Excerpts from an interface dataset
━━━━━━

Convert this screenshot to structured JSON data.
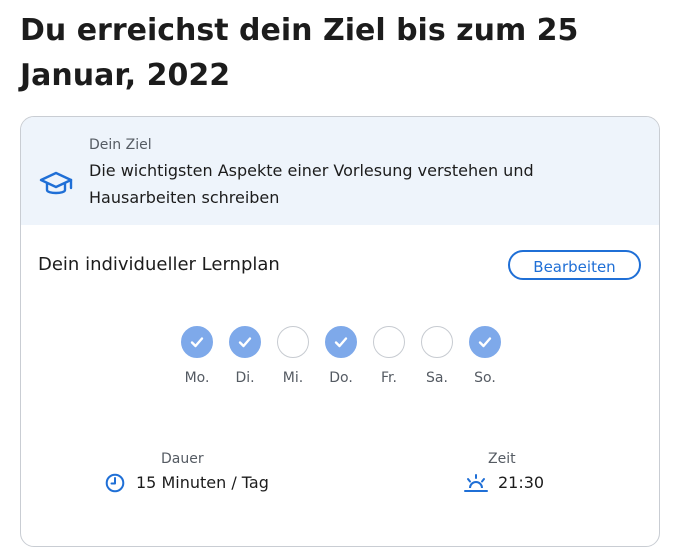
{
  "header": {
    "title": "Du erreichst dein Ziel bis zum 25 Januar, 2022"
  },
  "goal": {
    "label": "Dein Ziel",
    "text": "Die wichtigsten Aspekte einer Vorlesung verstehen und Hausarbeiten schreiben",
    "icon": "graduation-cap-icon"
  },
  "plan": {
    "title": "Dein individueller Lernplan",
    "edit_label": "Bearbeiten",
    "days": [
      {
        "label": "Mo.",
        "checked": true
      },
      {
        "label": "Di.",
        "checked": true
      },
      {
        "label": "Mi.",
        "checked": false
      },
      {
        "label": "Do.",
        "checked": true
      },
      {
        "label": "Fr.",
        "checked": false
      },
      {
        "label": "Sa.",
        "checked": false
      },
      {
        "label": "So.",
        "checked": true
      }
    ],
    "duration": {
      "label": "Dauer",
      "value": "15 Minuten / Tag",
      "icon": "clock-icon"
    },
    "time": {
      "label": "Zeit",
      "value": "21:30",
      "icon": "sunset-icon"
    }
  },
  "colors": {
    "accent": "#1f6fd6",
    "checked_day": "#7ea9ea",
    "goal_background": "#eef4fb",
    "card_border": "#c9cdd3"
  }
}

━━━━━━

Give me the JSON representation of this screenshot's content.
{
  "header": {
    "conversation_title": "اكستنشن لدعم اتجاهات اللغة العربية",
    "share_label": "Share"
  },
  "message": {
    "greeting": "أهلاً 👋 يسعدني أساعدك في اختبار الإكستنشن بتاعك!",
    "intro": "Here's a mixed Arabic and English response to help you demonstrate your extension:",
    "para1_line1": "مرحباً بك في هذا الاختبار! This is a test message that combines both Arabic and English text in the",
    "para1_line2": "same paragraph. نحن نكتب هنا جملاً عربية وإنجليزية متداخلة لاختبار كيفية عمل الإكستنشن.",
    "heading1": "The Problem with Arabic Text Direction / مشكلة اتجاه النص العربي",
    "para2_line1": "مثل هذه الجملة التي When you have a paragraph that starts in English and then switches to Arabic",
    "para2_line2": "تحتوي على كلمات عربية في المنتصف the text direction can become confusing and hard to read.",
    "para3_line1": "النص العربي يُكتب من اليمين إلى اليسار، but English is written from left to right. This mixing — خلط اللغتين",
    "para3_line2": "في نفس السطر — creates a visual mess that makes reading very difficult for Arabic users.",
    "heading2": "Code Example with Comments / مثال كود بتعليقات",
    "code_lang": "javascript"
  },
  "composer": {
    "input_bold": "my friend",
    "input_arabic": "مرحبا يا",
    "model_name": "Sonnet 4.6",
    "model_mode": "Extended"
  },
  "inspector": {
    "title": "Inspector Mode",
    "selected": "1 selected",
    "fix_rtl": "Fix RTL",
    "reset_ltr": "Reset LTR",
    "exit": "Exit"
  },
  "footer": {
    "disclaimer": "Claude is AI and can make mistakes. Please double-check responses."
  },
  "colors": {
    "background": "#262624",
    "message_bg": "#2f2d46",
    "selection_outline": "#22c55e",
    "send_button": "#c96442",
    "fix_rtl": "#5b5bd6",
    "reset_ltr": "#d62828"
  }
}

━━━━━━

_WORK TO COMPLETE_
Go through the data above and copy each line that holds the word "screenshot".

_ANSWER TO THE EXERCISE_
Convert this screenshot to structured JSON data.
Give me the JSON representation of this screenshot's content.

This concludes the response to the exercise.